§ Task requirements: The number of lines in the entries below holding the word "Sandwich" is all that is needed here.

§ Data for analysis:
──────────────────────────────
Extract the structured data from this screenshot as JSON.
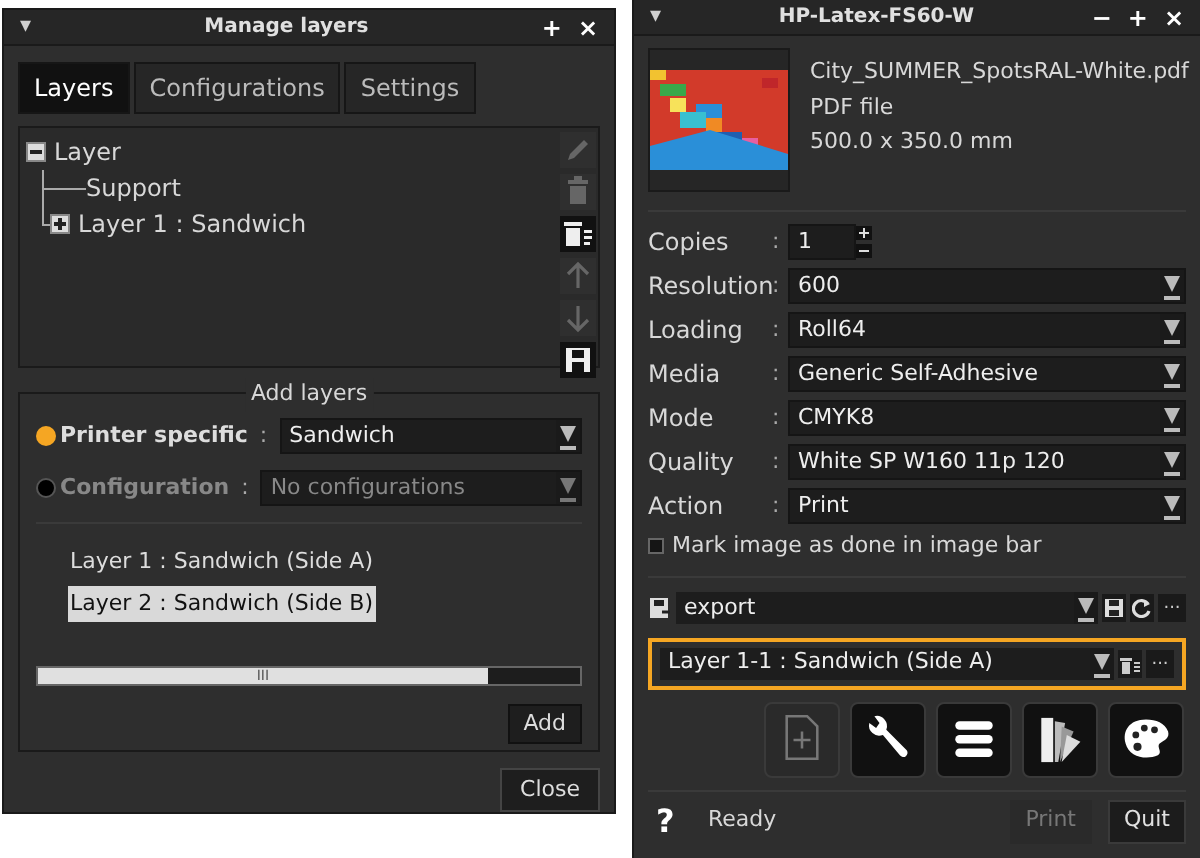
{
  "manage_layers": {
    "title": "Manage layers",
    "menu_glyph": "▾",
    "controls": [
      "+",
      "×"
    ],
    "tabs": [
      {
        "label": "Layers",
        "selected": true
      },
      {
        "label": "Configurations",
        "selected": false
      },
      {
        "label": "Settings",
        "selected": false
      }
    ],
    "tree": [
      {
        "label": "Layer",
        "expanded": true,
        "children": [
          {
            "label": "Support"
          },
          {
            "label": "Layer 1 : Sandwich",
            "expanded": false
          }
        ]
      }
    ],
    "tools": [
      {
        "kind": "edit",
        "disabled": true
      },
      {
        "kind": "delete",
        "disabled": true
      },
      {
        "kind": "delete-all",
        "disabled": false
      },
      {
        "kind": "up",
        "disabled": true
      },
      {
        "kind": "down",
        "disabled": true
      },
      {
        "kind": "save",
        "disabled": false
      }
    ],
    "add_layers": {
      "title": "Add layers",
      "sources": [
        {
          "label": "Printer specific",
          "sep": ":",
          "value": "Sandwich",
          "selected": true,
          "disabled": false
        },
        {
          "label": "Configuration",
          "sep": ":",
          "value": "No configurations",
          "selected": false,
          "disabled": true
        }
      ],
      "layers": [
        {
          "label": "Layer 1 : Sandwich (Side A)",
          "selected": false
        },
        {
          "label": "Layer 2 : Sandwich (Side B)",
          "selected": true
        }
      ],
      "scroll_grip": "III",
      "add_button": "Add"
    },
    "close_button": "Close"
  },
  "printer": {
    "title": "HP-Latex-FS60-W",
    "menu_glyph": "▾",
    "controls": [
      "−",
      "+",
      "×"
    ],
    "file": {
      "name": "City_SUMMER_SpotsRAL-White.pdf",
      "type": "PDF file",
      "size": "500.0 x 350.0 mm"
    },
    "settings": [
      {
        "label": "Copies",
        "sep": ":",
        "value": "1",
        "kind": "spinner"
      },
      {
        "label": "Resolution",
        "sep": ":",
        "value": "600",
        "kind": "select"
      },
      {
        "label": "Loading",
        "sep": ":",
        "value": "Roll64",
        "kind": "select"
      },
      {
        "label": "Media",
        "sep": ":",
        "value": "Generic Self-Adhesive",
        "kind": "select"
      },
      {
        "label": "Mode",
        "sep": ":",
        "value": "CMYK8",
        "kind": "select"
      },
      {
        "label": "Quality",
        "sep": ":",
        "value": "White SP W160 11p 120",
        "kind": "select"
      },
      {
        "label": "Action",
        "sep": ":",
        "value": "Print",
        "kind": "select"
      }
    ],
    "mark_done": {
      "label": "Mark image as done in image bar",
      "checked": false
    },
    "export": {
      "value": "export",
      "more": "..."
    },
    "layer": {
      "value": "Layer 1-1 : Sandwich (Side A)",
      "highlighted": true,
      "more": "..."
    },
    "actions": [
      {
        "kind": "layout",
        "disabled": true
      },
      {
        "kind": "wrench",
        "disabled": false
      },
      {
        "kind": "list",
        "disabled": false
      },
      {
        "kind": "swatch",
        "disabled": false
      },
      {
        "kind": "palette",
        "disabled": false
      }
    ],
    "help": "?",
    "status": "Ready",
    "buttons": [
      {
        "label": "Print",
        "disabled": true
      },
      {
        "label": "Quit",
        "disabled": false
      }
    ]
  }
}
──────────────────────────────
§ Result for this exercise: 5